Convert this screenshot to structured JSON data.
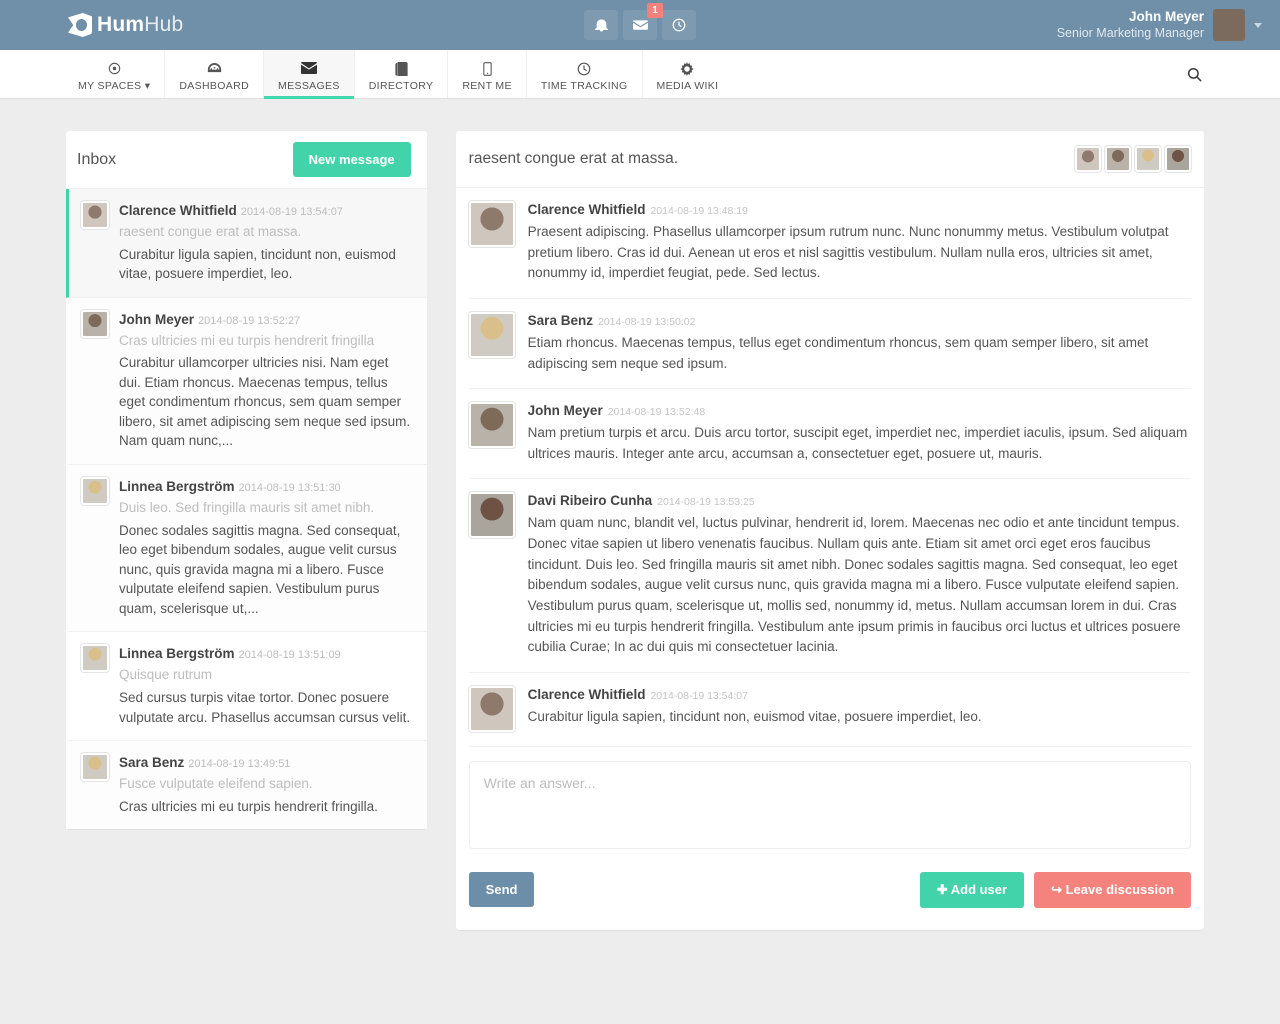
{
  "topbar": {
    "logo_c": "C",
    "logo_bold": "Hum",
    "logo_light": "Hub",
    "icons": [
      {
        "name": "notifications-icon",
        "glyph": "ὑ4"
      },
      {
        "name": "messages-icon",
        "glyph": "✉",
        "badge": "1"
      },
      {
        "name": "activity-icon",
        "glyph": "⏱"
      }
    ],
    "user_name": "John Meyer",
    "user_role": "Senior Marketing Manager"
  },
  "nav": {
    "items": [
      {
        "label": "MY SPACES",
        "icon": "target-icon",
        "glyph": "◉",
        "caret": true,
        "active": false
      },
      {
        "label": "DASHBOARD",
        "icon": "dashboard-icon",
        "glyph": "⚘",
        "active": false
      },
      {
        "label": "MESSAGES",
        "icon": "envelope-icon",
        "glyph": "✉",
        "active": true
      },
      {
        "label": "DIRECTORY",
        "icon": "book-icon",
        "glyph": "▤",
        "active": false
      },
      {
        "label": "RENT ME",
        "icon": "mobile-icon",
        "glyph": "▯",
        "active": false
      },
      {
        "label": "TIME TRACKING",
        "icon": "clock-icon",
        "glyph": "◴",
        "active": false
      },
      {
        "label": "MEDIA WIKI",
        "icon": "gear-icon",
        "glyph": "⚙",
        "active": false
      }
    ],
    "search_icon": "search-icon",
    "search_glyph": "⌕"
  },
  "inbox": {
    "title": "Inbox",
    "new_message_label": "New message",
    "items": [
      {
        "name": "Clarence Whitfield",
        "time": "2014-08-19 13:54:07",
        "subject": "raesent congue erat at massa.",
        "preview": "Curabitur ligula sapien, tincidunt non, euismod vitae, posuere imperdiet, leo.",
        "avatar": "a1",
        "state": "active"
      },
      {
        "name": "John Meyer",
        "time": "2014-08-19 13:52:27",
        "subject": "Cras ultricies mi eu turpis hendrerit fringilla",
        "preview": "Curabitur ullamcorper ultricies nisi. Nam eget dui. Etiam rhoncus. Maecenas tempus, tellus eget condimentum rhoncus, sem quam semper libero, sit amet adipiscing sem neque sed ipsum. Nam quam nunc,...",
        "avatar": "a2",
        "state": "unread"
      },
      {
        "name": "Linnea Bergström",
        "time": "2014-08-19 13:51:30",
        "subject": "Duis leo. Sed fringilla mauris sit amet nibh.",
        "preview": "Donec sodales sagittis magna. Sed consequat, leo eget bibendum sodales, augue velit cursus nunc, quis gravida magna mi a libero. Fusce vulputate eleifend sapien. Vestibulum purus quam, scelerisque ut,...",
        "avatar": "a3",
        "state": "unread"
      },
      {
        "name": "Linnea Bergström",
        "time": "2014-08-19 13:51:09",
        "subject": "Quisque rutrum",
        "preview": "Sed cursus turpis vitae tortor. Donec posuere vulputate arcu. Phasellus accumsan cursus velit.",
        "avatar": "a3",
        "state": "read"
      },
      {
        "name": "Sara Benz",
        "time": "2014-08-19 13:49:51",
        "subject": "Fusce vulputate eleifend sapien.",
        "preview": "Cras ultricies mi eu turpis hendrerit fringilla.",
        "avatar": "a3",
        "state": "unread"
      }
    ]
  },
  "conversation": {
    "title": "raesent congue erat at massa.",
    "participants": [
      {
        "name": "Clarence Whitfield",
        "avatar": "a1"
      },
      {
        "name": "John Meyer",
        "avatar": "a2"
      },
      {
        "name": "Sara Benz",
        "avatar": "a3"
      },
      {
        "name": "Davi Ribeiro Cunha",
        "avatar": "a4"
      }
    ],
    "messages": [
      {
        "name": "Clarence Whitfield",
        "time": "2014-08-19 13:48:19",
        "avatar": "a1",
        "text": "Praesent adipiscing. Phasellus ullamcorper ipsum rutrum nunc. Nunc nonummy metus. Vestibulum volutpat pretium libero. Cras id dui. Aenean ut eros et nisl sagittis vestibulum. Nullam nulla eros, ultricies sit amet, nonummy id, imperdiet feugiat, pede. Sed lectus."
      },
      {
        "name": "Sara Benz",
        "time": "2014-08-19 13:50:02",
        "avatar": "a3",
        "text": "Etiam rhoncus. Maecenas tempus, tellus eget condimentum rhoncus, sem quam semper libero, sit amet adipiscing sem neque sed ipsum."
      },
      {
        "name": "John Meyer",
        "time": "2014-08-19 13:52:48",
        "avatar": "a2",
        "text": "Nam pretium turpis et arcu. Duis arcu tortor, suscipit eget, imperdiet nec, imperdiet iaculis, ipsum. Sed aliquam ultrices mauris. Integer ante arcu, accumsan a, consectetuer eget, posuere ut, mauris."
      },
      {
        "name": "Davi Ribeiro Cunha",
        "time": "2014-08-19 13:53:25",
        "avatar": "a4",
        "text": "Nam quam nunc, blandit vel, luctus pulvinar, hendrerit id, lorem. Maecenas nec odio et ante tincidunt tempus. Donec vitae sapien ut libero venenatis faucibus. Nullam quis ante. Etiam sit amet orci eget eros faucibus tincidunt. Duis leo. Sed fringilla mauris sit amet nibh. Donec sodales sagittis magna. Sed consequat, leo eget bibendum sodales, augue velit cursus nunc, quis gravida magna mi a libero. Fusce vulputate eleifend sapien. Vestibulum purus quam, scelerisque ut, mollis sed, nonummy id, metus. Nullam accumsan lorem in dui. Cras ultricies mi eu turpis hendrerit fringilla. Vestibulum ante ipsum primis in faucibus orci luctus et ultrices posuere cubilia Curae; In ac dui quis mi consectetuer lacinia."
      },
      {
        "name": "Clarence Whitfield",
        "time": "2014-08-19 13:54:07",
        "avatar": "a1",
        "text": "Curabitur ligula sapien, tincidunt non, euismod vitae, posuere imperdiet, leo."
      }
    ],
    "answer_placeholder": "Write an answer...",
    "answer_value": "",
    "send_label": "Send",
    "add_user_label": "Add user",
    "add_user_glyph": "✚",
    "leave_label": "Leave discussion",
    "leave_glyph": "↪"
  },
  "colors": {
    "header": "#708fa8",
    "accent_green": "#42d3ab",
    "danger_red": "#f4827d",
    "send_blue": "#6c8ea8",
    "page_bg": "#ededed"
  }
}
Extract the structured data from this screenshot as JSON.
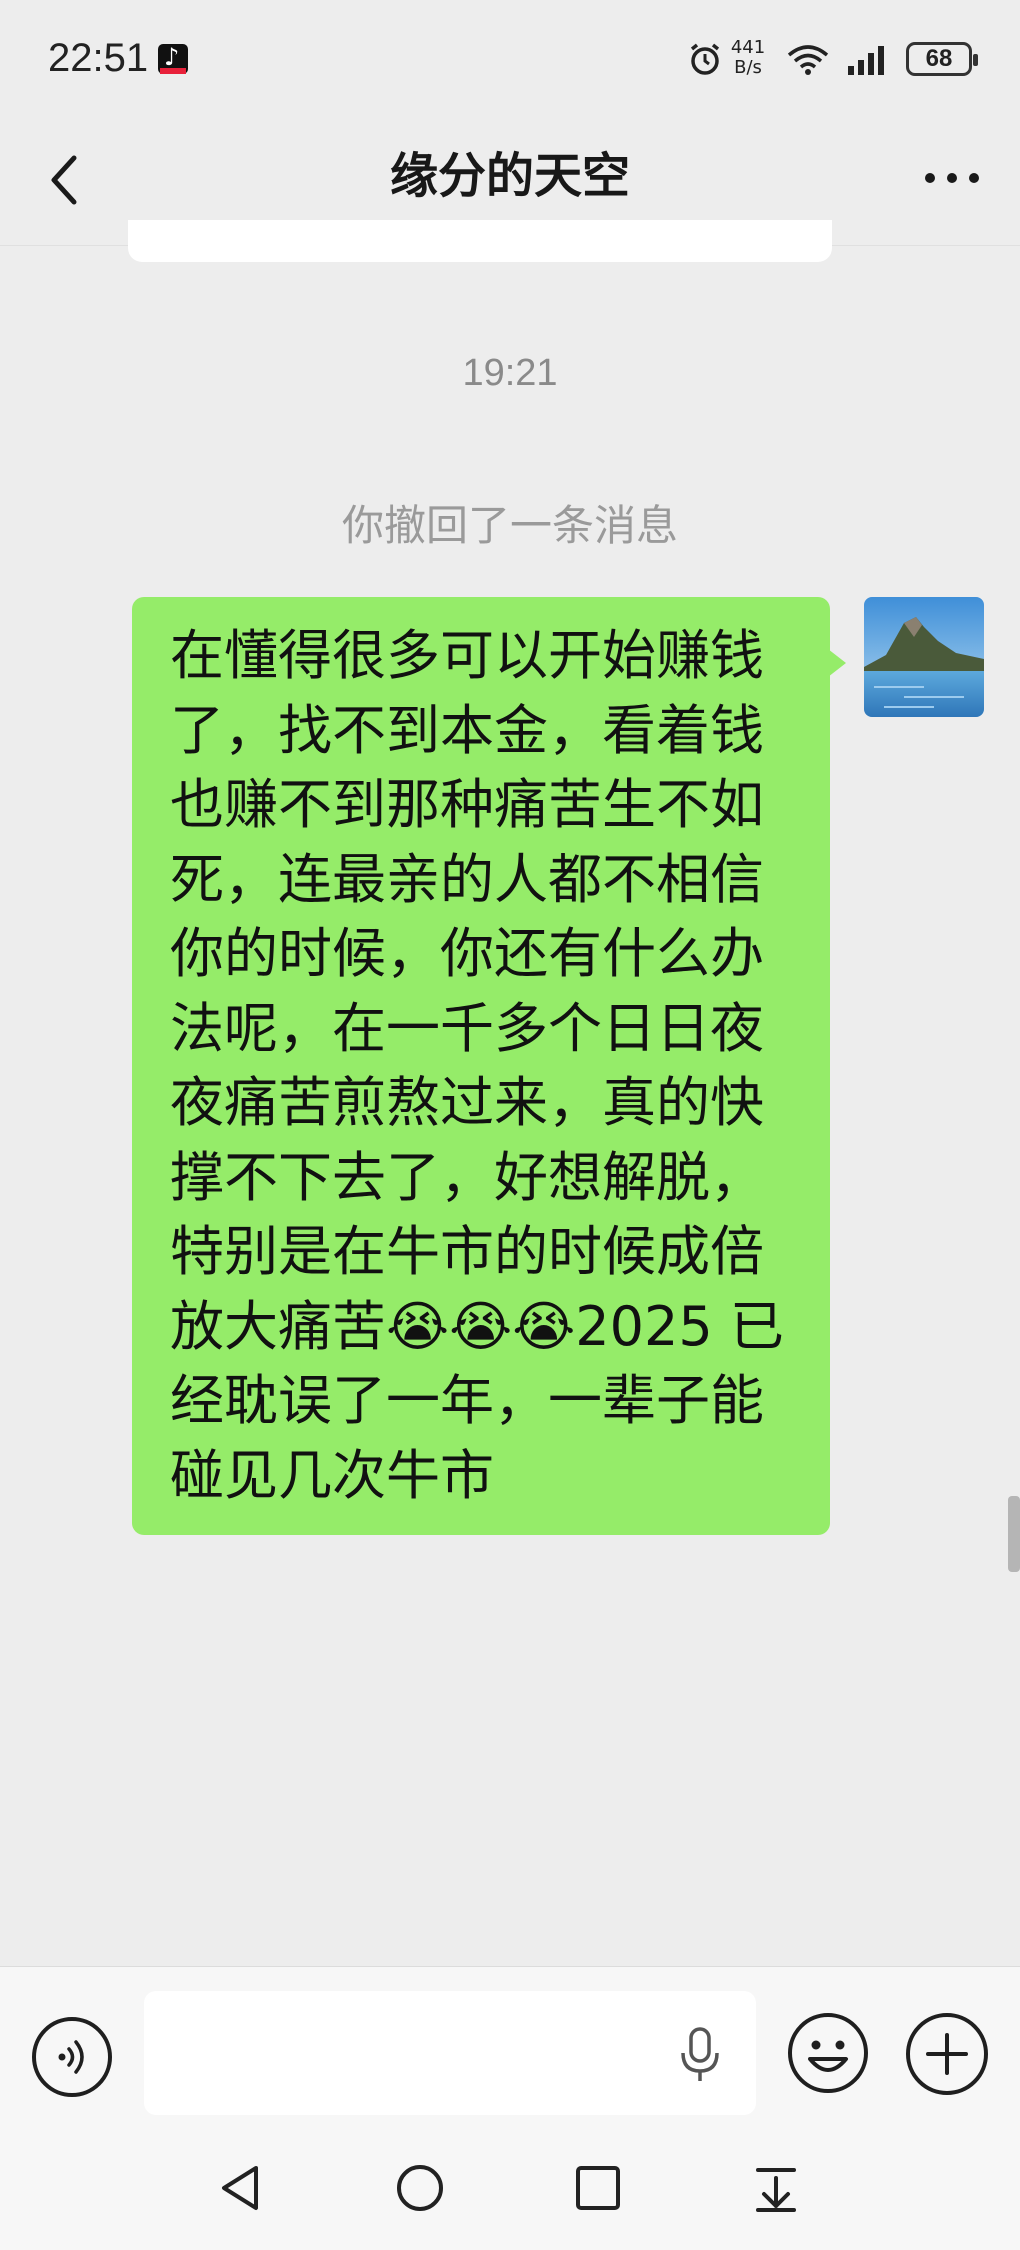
{
  "status_bar": {
    "time": "22:51",
    "net_speed_value": "441",
    "net_speed_unit": "B/s",
    "battery": "68"
  },
  "header": {
    "title": "缘分的天空"
  },
  "chat": {
    "timestamp": "19:21",
    "recall_notice": "你撤回了一条消息",
    "messages": [
      {
        "sender": "me",
        "text": "在懂得很多可以开始赚钱了，找不到本金，看着钱也赚不到那种痛苦生不如死，连最亲的人都不相信你的时候，你还有什么办法呢，在一千多个日日夜夜痛苦煎熬过来，真的快撑不下去了，好想解脱，特别是在牛市的时候成倍放大痛苦😭😭😭2025 已经耽误了一年，一辈子能碰见几次牛市"
      }
    ]
  },
  "input": {
    "value": ""
  },
  "icons": {
    "back": "back-arrow-icon",
    "more": "more-dots-icon",
    "voice": "voice-icon",
    "mic": "mic-icon",
    "emoji": "emoji-icon",
    "plus": "plus-icon"
  },
  "colors": {
    "background": "#ededed",
    "my_bubble": "#95ec69",
    "secondary_text": "#9a9a9a"
  }
}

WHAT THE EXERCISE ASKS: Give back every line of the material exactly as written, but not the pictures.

RESPONSE FOR THIS EXERCISE:
Convert this screenshot to structured JSON data.
{
  "topbar": {
    "logo_c": "C",
    "logo_bold": "Hum",
    "logo_light": "Hub",
    "icons": [
      {
        "name": "notifications-icon",
        "glyph": "ὑ4"
      },
      {
        "name": "messages-icon",
        "glyph": "✉",
        "badge": "1"
      },
      {
        "name": "activity-icon",
        "glyph": "⏱"
      }
    ],
    "user_name": "John Meyer",
    "user_role": "Senior Marketing Manager"
  },
  "nav": {
    "items": [
      {
        "label": "MY SPACES",
        "icon": "target-icon",
        "glyph": "◉",
        "caret": true,
        "active": false
      },
      {
        "label": "DASHBOARD",
        "icon": "dashboard-icon",
        "glyph": "⚘",
        "active": false
      },
      {
        "label": "MESSAGES",
        "icon": "envelope-icon",
        "glyph": "✉",
        "active": true
      },
      {
        "label": "DIRECTORY",
        "icon": "book-icon",
        "glyph": "▤",
        "active": false
      },
      {
        "label": "RENT ME",
        "icon": "mobile-icon",
        "glyph": "▯",
        "active": false
      },
      {
        "label": "TIME TRACKING",
        "icon": "clock-icon",
        "glyph": "◴",
        "active": false
      },
      {
        "label": "MEDIA WIKI",
        "icon": "gear-icon",
        "glyph": "⚙",
        "active": false
      }
    ],
    "search_icon": "search-icon",
    "search_glyph": "⌕"
  },
  "inbox": {
    "title": "Inbox",
    "new_message_label": "New message",
    "items": [
      {
        "name": "Clarence Whitfield",
        "time": "2014-08-19 13:54:07",
        "subject": "raesent congue erat at massa.",
        "preview": "Curabitur ligula sapien, tincidunt non, euismod vitae, posuere imperdiet, leo.",
        "avatar": "a1",
        "state": "active"
      },
      {
        "name": "John Meyer",
        "time": "2014-08-19 13:52:27",
        "subject": "Cras ultricies mi eu turpis hendrerit fringilla",
        "preview": "Curabitur ullamcorper ultricies nisi. Nam eget dui. Etiam rhoncus. Maecenas tempus, tellus eget condimentum rhoncus, sem quam semper libero, sit amet adipiscing sem neque sed ipsum. Nam quam nunc,...",
        "avatar": "a2",
        "state": "unread"
      },
      {
        "name": "Linnea Bergström",
        "time": "2014-08-19 13:51:30",
        "subject": "Duis leo. Sed fringilla mauris sit amet nibh.",
        "preview": "Donec sodales sagittis magna. Sed consequat, leo eget bibendum sodales, augue velit cursus nunc, quis gravida magna mi a libero. Fusce vulputate eleifend sapien. Vestibulum purus quam, scelerisque ut,...",
        "avatar": "a3",
        "state": "unread"
      },
      {
        "name": "Linnea Bergström",
        "time": "2014-08-19 13:51:09",
        "subject": "Quisque rutrum",
        "preview": "Sed cursus turpis vitae tortor. Donec posuere vulputate arcu. Phasellus accumsan cursus velit.",
        "avatar": "a3",
        "state": "read"
      },
      {
        "name": "Sara Benz",
        "time": "2014-08-19 13:49:51",
        "subject": "Fusce vulputate eleifend sapien.",
        "preview": "Cras ultricies mi eu turpis hendrerit fringilla.",
        "avatar": "a3",
        "state": "unread"
      }
    ]
  },
  "conversation": {
    "title": "raesent congue erat at massa.",
    "participants": [
      {
        "name": "Clarence Whitfield",
        "avatar": "a1"
      },
      {
        "name": "John Meyer",
        "avatar": "a2"
      },
      {
        "name": "Sara Benz",
        "avatar": "a3"
      },
      {
        "name": "Davi Ribeiro Cunha",
        "avatar": "a4"
      }
    ],
    "messages": [
      {
        "name": "Clarence Whitfield",
        "time": "2014-08-19 13:48:19",
        "avatar": "a1",
        "text": "Praesent adipiscing. Phasellus ullamcorper ipsum rutrum nunc. Nunc nonummy metus. Vestibulum volutpat pretium libero. Cras id dui. Aenean ut eros et nisl sagittis vestibulum. Nullam nulla eros, ultricies sit amet, nonummy id, imperdiet feugiat, pede. Sed lectus."
      },
      {
        "name": "Sara Benz",
        "time": "2014-08-19 13:50:02",
        "avatar": "a3",
        "text": "Etiam rhoncus. Maecenas tempus, tellus eget condimentum rhoncus, sem quam semper libero, sit amet adipiscing sem neque sed ipsum."
      },
      {
        "name": "John Meyer",
        "time": "2014-08-19 13:52:48",
        "avatar": "a2",
        "text": "Nam pretium turpis et arcu. Duis arcu tortor, suscipit eget, imperdiet nec, imperdiet iaculis, ipsum. Sed aliquam ultrices mauris. Integer ante arcu, accumsan a, consectetuer eget, posuere ut, mauris."
      },
      {
        "name": "Davi Ribeiro Cunha",
        "time": "2014-08-19 13:53:25",
        "avatar": "a4",
        "text": "Nam quam nunc, blandit vel, luctus pulvinar, hendrerit id, lorem. Maecenas nec odio et ante tincidunt tempus. Donec vitae sapien ut libero venenatis faucibus. Nullam quis ante. Etiam sit amet orci eget eros faucibus tincidunt. Duis leo. Sed fringilla mauris sit amet nibh. Donec sodales sagittis magna. Sed consequat, leo eget bibendum sodales, augue velit cursus nunc, quis gravida magna mi a libero. Fusce vulputate eleifend sapien. Vestibulum purus quam, scelerisque ut, mollis sed, nonummy id, metus. Nullam accumsan lorem in dui. Cras ultricies mi eu turpis hendrerit fringilla. Vestibulum ante ipsum primis in faucibus orci luctus et ultrices posuere cubilia Curae; In ac dui quis mi consectetuer lacinia."
      },
      {
        "name": "Clarence Whitfield",
        "time": "2014-08-19 13:54:07",
        "avatar": "a1",
        "text": "Curabitur ligula sapien, tincidunt non, euismod vitae, posuere imperdiet, leo."
      }
    ],
    "answer_placeholder": "Write an answer...",
    "answer_value": "",
    "send_label": "Send",
    "add_user_label": "Add user",
    "add_user_glyph": "✚",
    "leave_label": "Leave discussion",
    "leave_glyph": "↪"
  },
  "colors": {
    "header": "#708fa8",
    "accent_green": "#42d3ab",
    "danger_red": "#f4827d",
    "send_blue": "#6c8ea8",
    "page_bg": "#ededed"
  }
}
Extract the structured data from this screenshot as JSON.
{
  "status_bar": {
    "time": "22:51",
    "net_speed_value": "441",
    "net_speed_unit": "B/s",
    "battery": "68"
  },
  "header": {
    "title": "缘分的天空"
  },
  "chat": {
    "timestamp": "19:21",
    "recall_notice": "你撤回了一条消息",
    "messages": [
      {
        "sender": "me",
        "text": "在懂得很多可以开始赚钱了，找不到本金，看着钱也赚不到那种痛苦生不如死，连最亲的人都不相信你的时候，你还有什么办法呢，在一千多个日日夜夜痛苦煎熬过来，真的快撑不下去了，好想解脱，特别是在牛市的时候成倍放大痛苦😭😭😭2025 已经耽误了一年，一辈子能碰见几次牛市"
      }
    ]
  },
  "input": {
    "value": ""
  },
  "icons": {
    "back": "back-arrow-icon",
    "more": "more-dots-icon",
    "voice": "voice-icon",
    "mic": "mic-icon",
    "emoji": "emoji-icon",
    "plus": "plus-icon"
  },
  "colors": {
    "background": "#ededed",
    "my_bubble": "#95ec69",
    "secondary_text": "#9a9a9a"
  }
}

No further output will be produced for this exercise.